During the Bush years, such arguments didn’t have much of an audience in the White House, but there are reasons to believe that the new Democratic administration will be more receptive to human rights concerns. Last week, the U.S. government announced a $55 million reduction in aid to Colombia. In Colombia, politicians and observers interpreted the move as a sign of growing distance between Washington and Bogota. In reality, the reduction is relatively small and probably had more to do with America’s budget crisis than with a change of heart in Washington. Still, there can be no doubt that the dire state of human rights under Uribe is playing an increasingly central role in Washington’s debates over Colombia policy.
To top it all off, an influential magistrate delivered a serious blow to Uribe’s hopes of a second re-election last Wednesday when he declared the re-election referendum unconstitutional. Humberto Sierra Porto, commissioned by Colombia’s Constitutional Court to study the referendum, released a report that outlined several blatant irregularities in its funding and processing. The future of Uribe’s second re-election bid depends on a forthcoming decision by the Constitutional Court on the legality of the referendum. Without the support of Sierra, an expert on Constitutional law with considerable influence among the members of the court, Uribe’s re-election referendum seems highly unlikely to pass.

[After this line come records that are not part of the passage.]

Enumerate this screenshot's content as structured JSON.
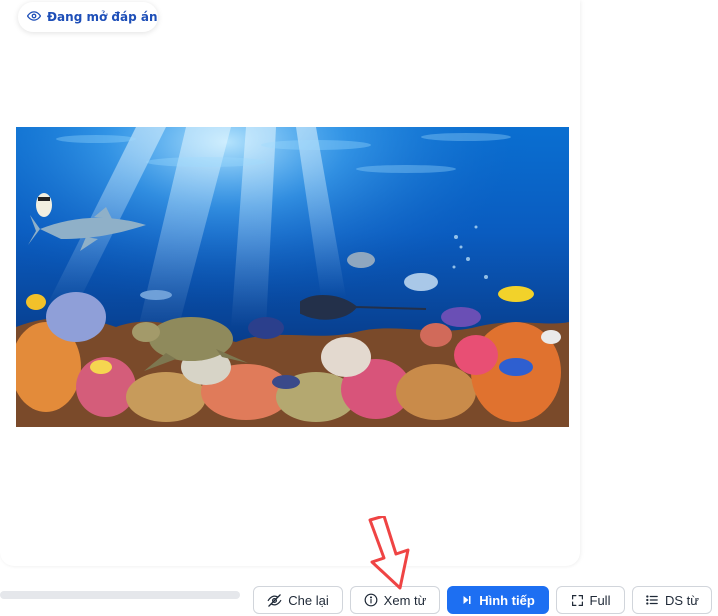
{
  "status": {
    "label": "Đang mở đáp án",
    "icon": "eye-icon"
  },
  "image": {
    "subject": "underwater-coral-reef-scene"
  },
  "progress": {
    "value": 0
  },
  "toolbar": {
    "hide_label": "Che lại",
    "view_word_label": "Xem từ",
    "next_image_label": "Hình tiếp",
    "full_label": "Full",
    "word_list_label": "DS từ"
  },
  "colors": {
    "primary": "#1d6ff2",
    "status_text": "#1e4fb8",
    "arrow": "#ef4444"
  }
}
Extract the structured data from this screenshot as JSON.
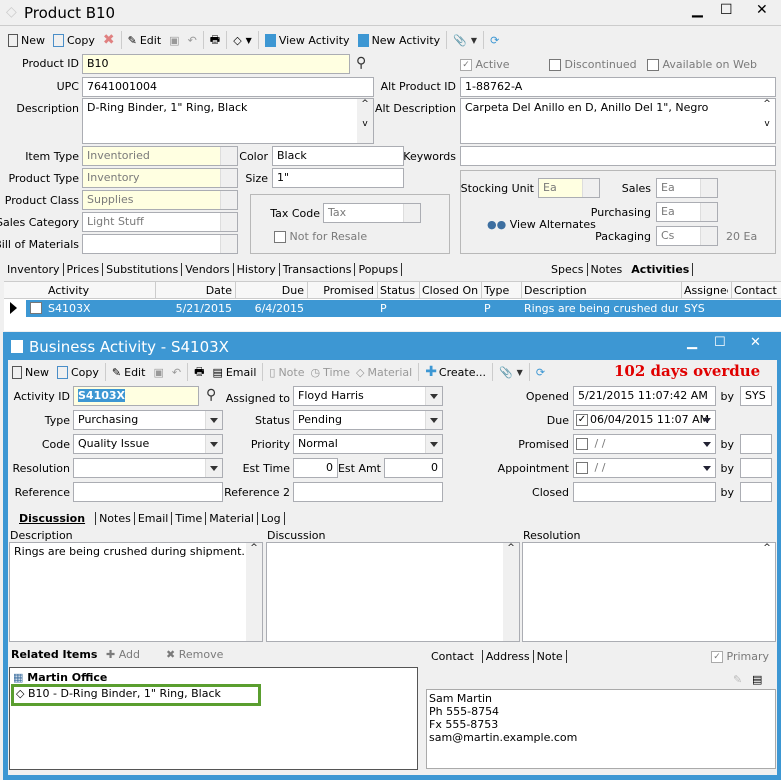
{
  "product_window": {
    "title": "Product B10",
    "toolbar": {
      "new": "New",
      "copy": "Copy",
      "edit": "Edit",
      "view_activity": "View Activity",
      "new_activity": "New Activity"
    },
    "fields": {
      "product_id_label": "Product ID",
      "product_id": "B10",
      "upc_label": "UPC",
      "upc": "7641001004",
      "description_label": "Description",
      "description": "D-Ring Binder, 1\" Ring, Black",
      "active_label": "Active",
      "discontinued_label": "Discontinued",
      "available_web_label": "Available on Web",
      "alt_product_id_label": "Alt Product ID",
      "alt_product_id": "1-88762-A",
      "alt_description_label": "Alt Description",
      "alt_description": "Carpeta Del Anillo en D, Anillo Del 1\", Negro",
      "item_type_label": "Item Type",
      "item_type": "Inventoried",
      "product_type_label": "Product Type",
      "product_type": "Inventory",
      "product_class_label": "Product Class",
      "product_class": "Supplies",
      "sales_category_label": "Sales Category",
      "sales_category": "Light Stuff",
      "bom_label": "Bill of Materials",
      "bom": "",
      "color_label": "Color",
      "color": "Black",
      "size_label": "Size",
      "size": "1\"",
      "keywords_label": "Keywords",
      "keywords": "",
      "tax_code_label": "Tax Code",
      "tax_code": "Tax",
      "not_for_resale_label": "Not for Resale",
      "stocking_unit_label": "Stocking Unit",
      "stocking_unit": "Ea",
      "sales_label": "Sales",
      "sales": "Ea",
      "purchasing_label": "Purchasing",
      "purchasing": "Ea",
      "packaging_label": "Packaging",
      "packaging": "Cs",
      "packaging_qty": "20 Ea",
      "view_alternates": "View Alternates"
    },
    "tabs_left": [
      "Inventory",
      "Prices",
      "Substitutions",
      "Vendors",
      "History",
      "Transactions",
      "Popups"
    ],
    "tabs_right": [
      "Specs",
      "Notes",
      "Activities"
    ],
    "active_tab": "Activities",
    "grid": {
      "columns": [
        "Activity",
        "Date",
        "Due",
        "Promised",
        "Status",
        "Closed On",
        "Type",
        "Description",
        "Assigned",
        "Contact"
      ],
      "rows": [
        [
          "S4103X",
          "5/21/2015",
          "6/4/2015",
          "",
          "P",
          "",
          "P",
          "Rings are being crushed during",
          "SYS",
          ""
        ]
      ]
    }
  },
  "activity_window": {
    "title": "Business Activity - S4103X",
    "overdue": "102 days overdue",
    "toolbar": {
      "new": "New",
      "copy": "Copy",
      "edit": "Edit",
      "email": "Email",
      "note": "Note",
      "time": "Time",
      "material": "Material",
      "create": "Create..."
    },
    "fields": {
      "activity_id_label": "Activity ID",
      "activity_id": "S4103X",
      "type_label": "Type",
      "type": "Purchasing",
      "code_label": "Code",
      "code": "Quality Issue",
      "resolution_label": "Resolution",
      "resolution": "",
      "reference_label": "Reference",
      "reference": "",
      "assigned_label": "Assigned to",
      "assigned": "Floyd Harris",
      "status_label": "Status",
      "status": "Pending",
      "priority_label": "Priority",
      "priority": "Normal",
      "est_time_label": "Est Time",
      "est_time": "0",
      "est_amt_label": "Est Amt",
      "est_amt": "0",
      "reference2_label": "Reference 2",
      "reference2": "",
      "opened_label": "Opened",
      "opened": "5/21/2015 11:07:42 AM",
      "opened_by": "SYS",
      "due_label": "Due",
      "due": "06/04/2015 11:07 AM",
      "promised_label": "Promised",
      "promised": " /  /",
      "promised_by": "",
      "appointment_label": "Appointment",
      "appointment": " /  /",
      "appointment_by": "",
      "closed_label": "Closed",
      "closed": "",
      "closed_by": "",
      "by_label": "by"
    },
    "tabs": [
      "Discussion",
      "Notes",
      "Email",
      "Time",
      "Material",
      "Log"
    ],
    "active_tab": "Discussion",
    "description_label": "Description",
    "description": "Rings are being crushed during shipment.",
    "discussion_label": "Discussion",
    "discussion": "",
    "resolution_label": "Resolution",
    "resolution_text": "",
    "related": {
      "title": "Related Items",
      "add": "Add",
      "remove": "Remove",
      "items": [
        "Martin Office",
        "B10 - D-Ring Binder, 1\" Ring, Black"
      ]
    },
    "contact_tabs": [
      "Contact",
      "Address",
      "Note"
    ],
    "primary_label": "Primary",
    "contact_lines": [
      "Sam Martin",
      "Ph 555-8754",
      "Fx 555-8753",
      "sam@martin.example.com"
    ]
  },
  "colors": {
    "accent": "#3d97d3",
    "overdue": "#e00000",
    "highlight": "#5a9e2f",
    "selection": "#3d97d3"
  }
}
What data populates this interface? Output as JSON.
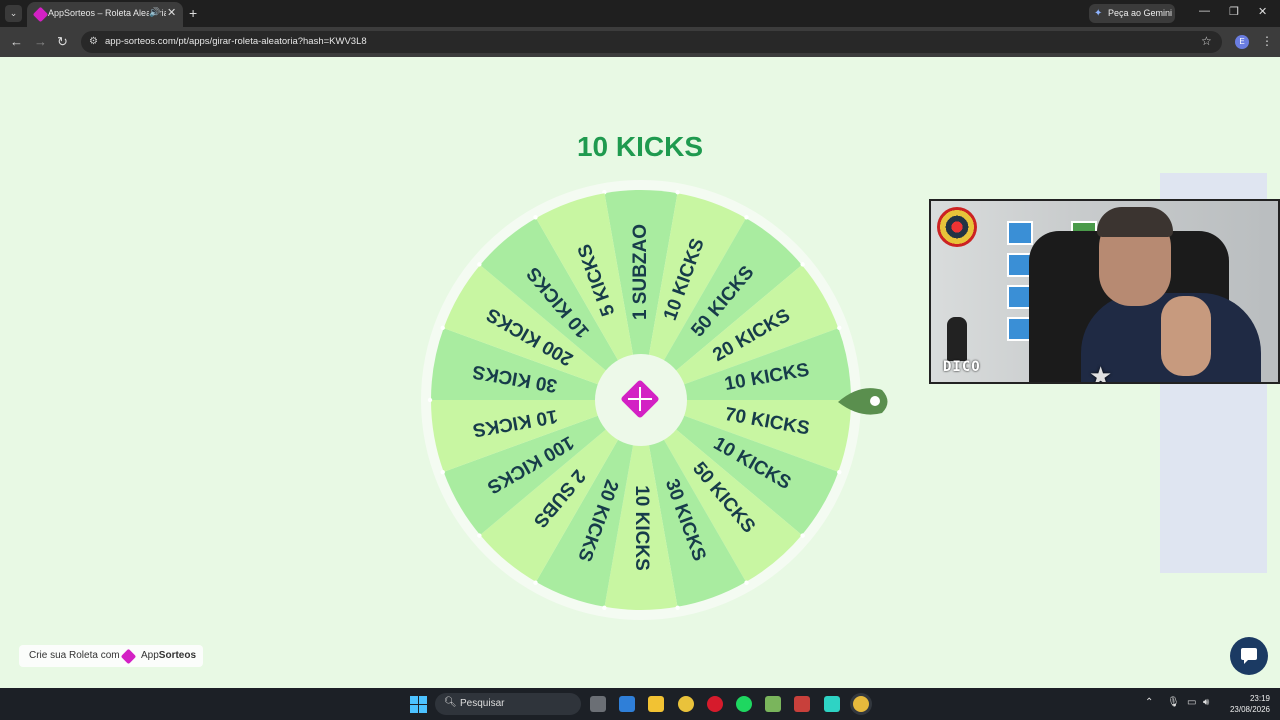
{
  "browser": {
    "tab_title": "AppSorteos – Roleta Aleatória",
    "tab_audio_icon": "speaker-icon",
    "new_tab_label": "+",
    "gemini_label": "Peça ao Gemini",
    "url": "app-sorteos.com/pt/apps/girar-roleta-aleatoria?hash=KWV3L8",
    "profile_initial": "E",
    "minimize": "—",
    "restore": "❐",
    "close": "✕"
  },
  "page": {
    "result": "10 KICKS",
    "wheel": {
      "segments": [
        "1 SUBZAO",
        "10 KICKS",
        "50 KICKS",
        "20 KICKS",
        "10 KICKS",
        "70 KICKS",
        "10 KICKS",
        "50 KICKS",
        "30 KICKS",
        "10 KICKS",
        "20 KICKS",
        "2 SUBS",
        "100 KICKS",
        "10 KICKS",
        "30 KICKS",
        "200 KICKS",
        "10 KICKS",
        "5 KICKS"
      ],
      "colors": [
        "#a9eca0",
        "#c8f6a2"
      ],
      "center_logo_color": "#d321c4",
      "pointer_color": "#5a8f4e"
    },
    "webcam": {
      "overlay_text": "DICO"
    },
    "brand": {
      "prefix": "Crie sua Roleta com",
      "name_light": "App",
      "name_bold": "Sorteos"
    }
  },
  "taskbar": {
    "search_placeholder": "Pesquisar",
    "time": "23:19",
    "date": "23/08/2026"
  }
}
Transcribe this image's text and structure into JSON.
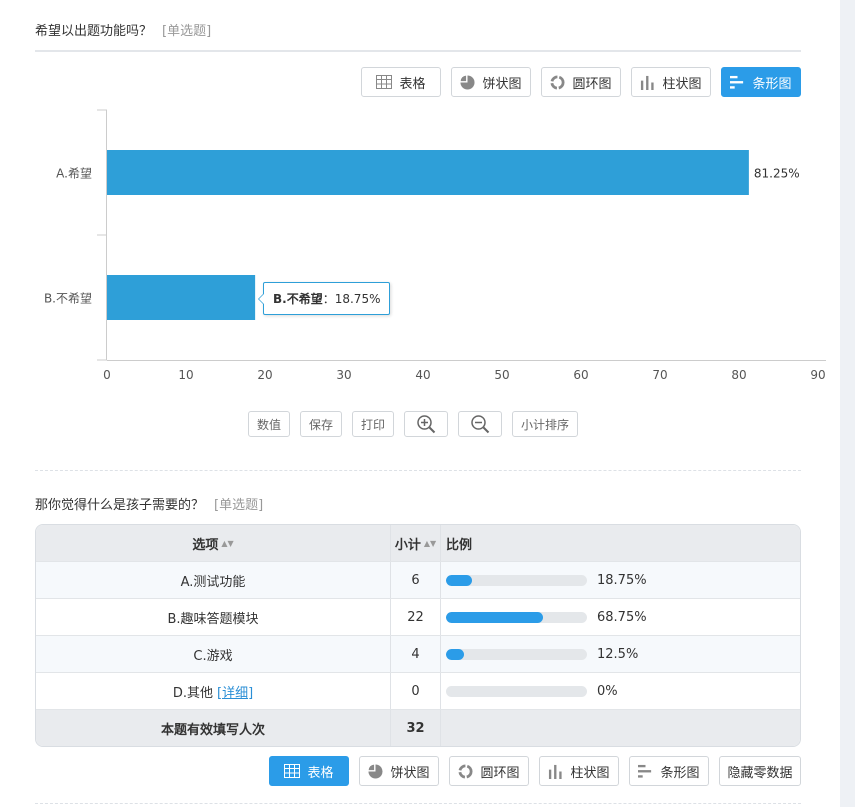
{
  "colors": {
    "accent": "#2b9ce8",
    "bar": "#2e9fd8"
  },
  "q1": {
    "title": "希望以出题功能吗？",
    "type": "[单选题]",
    "view_buttons": [
      {
        "label": "表格",
        "icon": "table-icon",
        "active": false
      },
      {
        "label": "饼状图",
        "icon": "pie-chart-icon",
        "active": false
      },
      {
        "label": "圆环图",
        "icon": "donut-chart-icon",
        "active": false
      },
      {
        "label": "柱状图",
        "icon": "column-chart-icon",
        "active": false
      },
      {
        "label": "条形图",
        "icon": "bar-chart-icon",
        "active": true
      }
    ],
    "tooltip": {
      "name": "B.不希望",
      "value": "：18.75%"
    },
    "tools": {
      "value": "数值",
      "save": "保存",
      "print": "打印",
      "zoom_in": "zoom-in-icon",
      "zoom_out": "zoom-out-icon",
      "sort": "小计排序"
    }
  },
  "chart_data": {
    "type": "bar",
    "orientation": "horizontal",
    "categories": [
      "A.希望",
      "B.不希望"
    ],
    "values": [
      81.25,
      18.75
    ],
    "value_labels": [
      "81.25%",
      ""
    ],
    "xlim": [
      0,
      90
    ],
    "xticks": [
      0,
      10,
      20,
      30,
      40,
      50,
      60,
      70,
      80,
      90
    ],
    "grid": false,
    "title": "",
    "xlabel": "",
    "ylabel": ""
  },
  "q2": {
    "title": "那你觉得什么是孩子需要的？",
    "type": "[单选题]",
    "headers": {
      "option": "选项",
      "count": "小计",
      "ratio": "比例"
    },
    "rows": [
      {
        "option": "A.测试功能",
        "count": "6",
        "pct": "18.75%",
        "fraction": 0.1875
      },
      {
        "option": "B.趣味答题模块",
        "count": "22",
        "pct": "68.75%",
        "fraction": 0.6875
      },
      {
        "option": "C.游戏",
        "count": "4",
        "pct": "12.5%",
        "fraction": 0.125
      },
      {
        "option": "D.其他",
        "detail": "[详细]",
        "count": "0",
        "pct": "0%",
        "fraction": 0
      }
    ],
    "total": {
      "label": "本题有效填写人次",
      "count": "32"
    },
    "view_buttons": [
      {
        "label": "表格",
        "icon": "table-icon",
        "active": true
      },
      {
        "label": "饼状图",
        "icon": "pie-chart-icon",
        "active": false
      },
      {
        "label": "圆环图",
        "icon": "donut-chart-icon",
        "active": false
      },
      {
        "label": "柱状图",
        "icon": "column-chart-icon",
        "active": false
      },
      {
        "label": "条形图",
        "icon": "bar-chart-icon",
        "active": false
      },
      {
        "label": "隐藏零数据",
        "icon": "",
        "active": false
      }
    ]
  }
}
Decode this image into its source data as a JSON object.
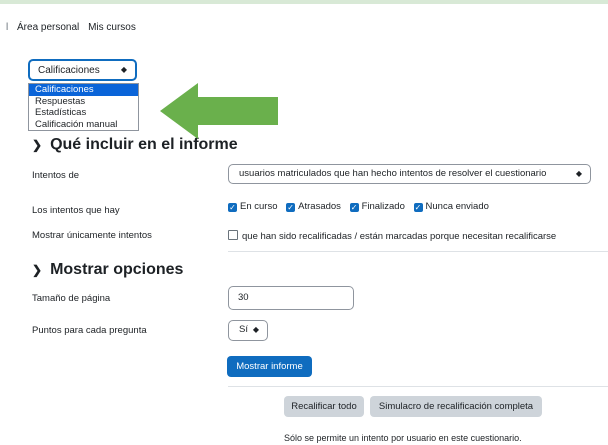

So what’s next for Alvaro Uribe? The president is a political survivor; his resilience should not be underestimated. He quickly dodged the healthcare controversy and remains the leader in polls of prospective voters, even if he does not have majority support. But, unless the Constitutional Court approves the referendum and does so quickly, Uribe will not be running in the upcoming elections at all.
Still, even if the upcoming elections don’t feature Uribe as a candidate, his legacy will play a central role. In polls of prospective voters that exclude Uribe as an option, the president’s disciples still have a significant lead. When the president announces his choice of a personal successor, that candidate will certainly be the favorite. So even if Uribe himself isn’t the next president of Colombia, an uribista probably will be.